Scientists from Wake Forest University School of Medicine have identified a protein that seems to control the malignant features of brain tumor cells, suggesting a new treatment target for anti-cancer drugs. The research is reported in the current issue of Molecular Cancer Research.
"This protein seems to be important in how cells acquire malignant characteristics and how they spread to healthy tissue," said Waldemar Debinski, M.D., Ph.D., director of the Brain Tumor Center of Excellence at Wake Forest University Baptist Medical Center. "It is very powerful and may be an attractive target for anti-cancer therapy."
The protein is also involved in late-stage breast, skin, colon and thyroid cancers, suggesting that a new treatment could apply to multiple cancers.
Debinski and colleagues identified the protein while studying glioblastomas, the most common form of brain tumor. Glioblastomas are considered the least curable of all human cancers. Like other tumors, glioblastomas require their own blood supply in order to grow and spread. The researchers' initial goal was to learn what controls this process.
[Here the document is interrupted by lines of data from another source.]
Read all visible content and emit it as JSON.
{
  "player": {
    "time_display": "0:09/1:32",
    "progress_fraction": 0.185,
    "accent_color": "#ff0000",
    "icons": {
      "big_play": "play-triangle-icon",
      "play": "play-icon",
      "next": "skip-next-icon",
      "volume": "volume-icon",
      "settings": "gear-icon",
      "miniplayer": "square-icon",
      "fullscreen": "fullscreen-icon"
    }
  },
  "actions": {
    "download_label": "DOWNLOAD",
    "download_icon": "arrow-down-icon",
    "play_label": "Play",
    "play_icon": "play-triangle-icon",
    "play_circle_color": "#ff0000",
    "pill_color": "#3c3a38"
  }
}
But, when they measured levels of a protein that they thought might be involved, they found only very low levels. Instead, they discovered that a little-known protein – called Fra-1 – is present at large amounts in the tumor cells.
"We were very surprised when we saw it for the first time," said Debinski. "We had to learn more about Fra-1 because it is not a widely-studied biological factor."
What they learned got them interested in doing further research with Fra-1. For example, the protein is able to regulate a set of different genes.
Fra-1 is what is known as a transcription factor. It is one of many proteins that "reads" the genetic material in cells. If effect, transcription factors help control whether the instructions of genes are carried out by the cells.
Debinski and colleagues conducted several experiments to learn more about Fra-1's role in glioblastomas. They found that it makes the cancer cells more elongated, which might make it easier for them to infiltrate normal tissue. It also enables tumors to grow a blood supply. In addition, when non-tumor forming cells were supplied with Fra-1, they began producing tumors. On the other hand, when Fra-1 was eliminated from cells that were already tumor-producing, they stopped forming tumors.
"It is a powerful biological factor," said Debinski.
In their studies, the researchers found that more than 50 different genes seem to be affected by Fra-1, suggesting that its effects may be even broader than this initial study showed.
"We believe it may be good target for anti-cancer therapy, but we need to explore more," said Debinski.
The researchers suspect that Fra-1 works by partnering with other molecules. If they find that it's difficult to control the actions of Fra-1 with drug therapy, one of these other molecules might be more susceptible to treatment.
"Even if Fra-1 it not the ideal treatment target, I believe we're on the right track to identify one," said Debinski.
The research was funded in part by the Brain Tumor Center of Excellence. Debinski's research associate is Denise M. Gibo with Wake Forest Baptist, who contributed in a major way to the work on Fra-1 in brain tumors.
"She was the first to spot that Fra-1 is elevated in glioblastomas ," said Debinski.
The goal of the Brain Tumor Center of Excellence, which was formed in 2003, is to find better treatments – and one day a cure – for malignant brain tumors. In addition to its focus on research, the center provides a comprehensive program for patient care, and is the first center in the state to offer Gamma Knife stereotactic radiosurgery, a knifeless approach to brain surgery and radiation therapy.